**PROBLEM:**
Restate the records that follow. Every word must match.

**AVAILABLE DATA:**
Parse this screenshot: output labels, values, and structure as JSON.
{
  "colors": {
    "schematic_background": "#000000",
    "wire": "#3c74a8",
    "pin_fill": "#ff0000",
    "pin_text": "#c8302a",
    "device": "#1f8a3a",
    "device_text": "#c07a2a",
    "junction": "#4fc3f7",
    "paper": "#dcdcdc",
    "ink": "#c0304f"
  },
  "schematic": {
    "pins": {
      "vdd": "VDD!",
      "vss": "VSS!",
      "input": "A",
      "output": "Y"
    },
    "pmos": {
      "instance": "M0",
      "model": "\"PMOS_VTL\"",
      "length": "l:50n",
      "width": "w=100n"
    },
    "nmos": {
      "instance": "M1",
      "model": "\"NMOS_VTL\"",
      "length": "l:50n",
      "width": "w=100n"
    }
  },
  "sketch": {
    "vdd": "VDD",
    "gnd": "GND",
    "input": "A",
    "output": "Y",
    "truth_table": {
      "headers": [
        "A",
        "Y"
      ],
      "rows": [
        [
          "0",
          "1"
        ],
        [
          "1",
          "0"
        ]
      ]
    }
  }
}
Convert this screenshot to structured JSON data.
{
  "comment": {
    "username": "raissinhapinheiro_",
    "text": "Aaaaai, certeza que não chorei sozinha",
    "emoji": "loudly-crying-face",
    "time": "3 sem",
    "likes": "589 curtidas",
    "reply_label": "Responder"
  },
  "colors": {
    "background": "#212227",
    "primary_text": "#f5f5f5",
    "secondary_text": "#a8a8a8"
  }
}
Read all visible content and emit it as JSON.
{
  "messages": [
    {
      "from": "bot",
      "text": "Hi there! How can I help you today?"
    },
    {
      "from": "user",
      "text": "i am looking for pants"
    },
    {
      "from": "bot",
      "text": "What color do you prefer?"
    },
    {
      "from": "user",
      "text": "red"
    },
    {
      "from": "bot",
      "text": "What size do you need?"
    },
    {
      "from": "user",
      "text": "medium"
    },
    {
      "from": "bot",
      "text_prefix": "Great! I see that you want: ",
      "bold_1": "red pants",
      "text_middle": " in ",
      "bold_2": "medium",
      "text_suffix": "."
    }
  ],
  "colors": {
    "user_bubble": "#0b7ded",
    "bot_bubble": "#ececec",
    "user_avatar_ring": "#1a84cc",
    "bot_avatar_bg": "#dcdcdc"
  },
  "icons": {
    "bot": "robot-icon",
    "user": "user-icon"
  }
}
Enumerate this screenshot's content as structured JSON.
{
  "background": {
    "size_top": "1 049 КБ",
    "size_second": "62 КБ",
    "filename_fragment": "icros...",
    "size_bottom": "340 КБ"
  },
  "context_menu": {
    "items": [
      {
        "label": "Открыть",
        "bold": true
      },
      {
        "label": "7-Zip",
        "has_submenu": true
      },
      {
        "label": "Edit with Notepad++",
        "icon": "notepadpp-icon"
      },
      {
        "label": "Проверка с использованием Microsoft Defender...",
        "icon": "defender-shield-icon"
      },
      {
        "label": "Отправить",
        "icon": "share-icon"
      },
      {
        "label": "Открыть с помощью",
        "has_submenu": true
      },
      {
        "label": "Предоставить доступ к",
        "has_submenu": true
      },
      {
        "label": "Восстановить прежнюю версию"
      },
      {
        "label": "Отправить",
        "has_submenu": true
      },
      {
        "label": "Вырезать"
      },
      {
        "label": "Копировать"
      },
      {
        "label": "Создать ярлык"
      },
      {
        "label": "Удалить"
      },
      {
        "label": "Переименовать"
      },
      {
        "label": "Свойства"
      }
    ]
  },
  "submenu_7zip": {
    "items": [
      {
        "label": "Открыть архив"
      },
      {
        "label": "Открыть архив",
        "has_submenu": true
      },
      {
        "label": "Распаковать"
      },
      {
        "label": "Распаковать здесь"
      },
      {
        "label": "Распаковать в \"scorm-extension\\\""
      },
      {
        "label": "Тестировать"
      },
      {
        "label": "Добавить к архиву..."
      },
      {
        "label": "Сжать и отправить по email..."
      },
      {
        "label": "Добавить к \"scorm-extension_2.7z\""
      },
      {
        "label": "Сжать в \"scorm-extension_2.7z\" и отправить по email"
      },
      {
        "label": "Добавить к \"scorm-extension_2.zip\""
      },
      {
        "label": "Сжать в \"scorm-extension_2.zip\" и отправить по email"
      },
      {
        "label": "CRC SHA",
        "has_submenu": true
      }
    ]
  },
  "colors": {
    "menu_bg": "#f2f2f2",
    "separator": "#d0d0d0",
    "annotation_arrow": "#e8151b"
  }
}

**ANSWER FOR THE TASK:**
Parse this screenshot: output labels, values, and structure as JSON.
{
  "colors": {
    "schematic_background": "#000000",
    "wire": "#3c74a8",
    "pin_fill": "#ff0000",
    "pin_text": "#c8302a",
    "device": "#1f8a3a",
    "device_text": "#c07a2a",
    "junction": "#4fc3f7",
    "paper": "#dcdcdc",
    "ink": "#c0304f"
  },
  "schematic": {
    "pins": {
      "vdd": "VDD!",
      "vss": "VSS!",
      "input": "A",
      "output": "Y"
    },
    "pmos": {
      "instance": "M0",
      "model": "\"PMOS_VTL\"",
      "length": "l:50n",
      "width": "w=100n"
    },
    "nmos": {
      "instance": "M1",
      "model": "\"NMOS_VTL\"",
      "length": "l:50n",
      "width": "w=100n"
    }
  },
  "sketch": {
    "vdd": "VDD",
    "gnd": "GND",
    "input": "A",
    "output": "Y",
    "truth_table": {
      "headers": [
        "A",
        "Y"
      ],
      "rows": [
        [
          "0",
          "1"
        ],
        [
          "1",
          "0"
        ]
      ]
    }
  }
}
Convert this screenshot to structured JSON data.
{
  "comment": {
    "username": "raissinhapinheiro_",
    "text": "Aaaaai, certeza que não chorei sozinha",
    "emoji": "loudly-crying-face",
    "time": "3 sem",
    "likes": "589 curtidas",
    "reply_label": "Responder"
  },
  "colors": {
    "background": "#212227",
    "primary_text": "#f5f5f5",
    "secondary_text": "#a8a8a8"
  }
}
Read all visible content and emit it as JSON.
{
  "messages": [
    {
      "from": "bot",
      "text": "Hi there! How can I help you today?"
    },
    {
      "from": "user",
      "text": "i am looking for pants"
    },
    {
      "from": "bot",
      "text": "What color do you prefer?"
    },
    {
      "from": "user",
      "text": "red"
    },
    {
      "from": "bot",
      "text": "What size do you need?"
    },
    {
      "from": "user",
      "text": "medium"
    },
    {
      "from": "bot",
      "text_prefix": "Great! I see that you want: ",
      "bold_1": "red pants",
      "text_middle": " in ",
      "bold_2": "medium",
      "text_suffix": "."
    }
  ],
  "colors": {
    "user_bubble": "#0b7ded",
    "bot_bubble": "#ececec",
    "user_avatar_ring": "#1a84cc",
    "bot_avatar_bg": "#dcdcdc"
  },
  "icons": {
    "bot": "robot-icon",
    "user": "user-icon"
  }
}
Enumerate this screenshot's content as structured JSON.
{
  "background": {
    "size_top": "1 049 КБ",
    "size_second": "62 КБ",
    "filename_fragment": "icros...",
    "size_bottom": "340 КБ"
  },
  "context_menu": {
    "items": [
      {
        "label": "Открыть",
        "bold": true
      },
      {
        "label": "7-Zip",
        "has_submenu": true
      },
      {
        "label": "Edit with Notepad++",
        "icon": "notepadpp-icon"
      },
      {
        "label": "Проверка с использованием Microsoft Defender...",
        "icon": "defender-shield-icon"
      },
      {
        "label": "Отправить",
        "icon": "share-icon"
      },
      {
        "label": "Открыть с помощью",
        "has_submenu": true
      },
      {
        "label": "Предоставить доступ к",
        "has_submenu": true
      },
      {
        "label": "Восстановить прежнюю версию"
      },
      {
        "label": "Отправить",
        "has_submenu": true
      },
      {
        "label": "Вырезать"
      },
      {
        "label": "Копировать"
      },
      {
        "label": "Создать ярлык"
      },
      {
        "label": "Удалить"
      },
      {
        "label": "Переименовать"
      },
      {
        "label": "Свойства"
      }
    ]
  },
  "submenu_7zip": {
    "items": [
      {
        "label": "Открыть архив"
      },
      {
        "label": "Открыть архив",
        "has_submenu": true
      },
      {
        "label": "Распаковать"
      },
      {
        "label": "Распаковать здесь"
      },
      {
        "label": "Распаковать в \"scorm-extension\\\""
      },
      {
        "label": "Тестировать"
      },
      {
        "label": "Добавить к архиву..."
      },
      {
        "label": "Сжать и отправить по email..."
      },
      {
        "label": "Добавить к \"scorm-extension_2.7z\""
      },
      {
        "label": "Сжать в \"scorm-extension_2.7z\" и отправить по email"
      },
      {
        "label": "Добавить к \"scorm-extension_2.zip\""
      },
      {
        "label": "Сжать в \"scorm-extension_2.zip\" и отправить по email"
      },
      {
        "label": "CRC SHA",
        "has_submenu": true
      }
    ]
  },
  "colors": {
    "menu_bg": "#f2f2f2",
    "separator": "#d0d0d0",
    "annotation_arrow": "#e8151b"
  }
}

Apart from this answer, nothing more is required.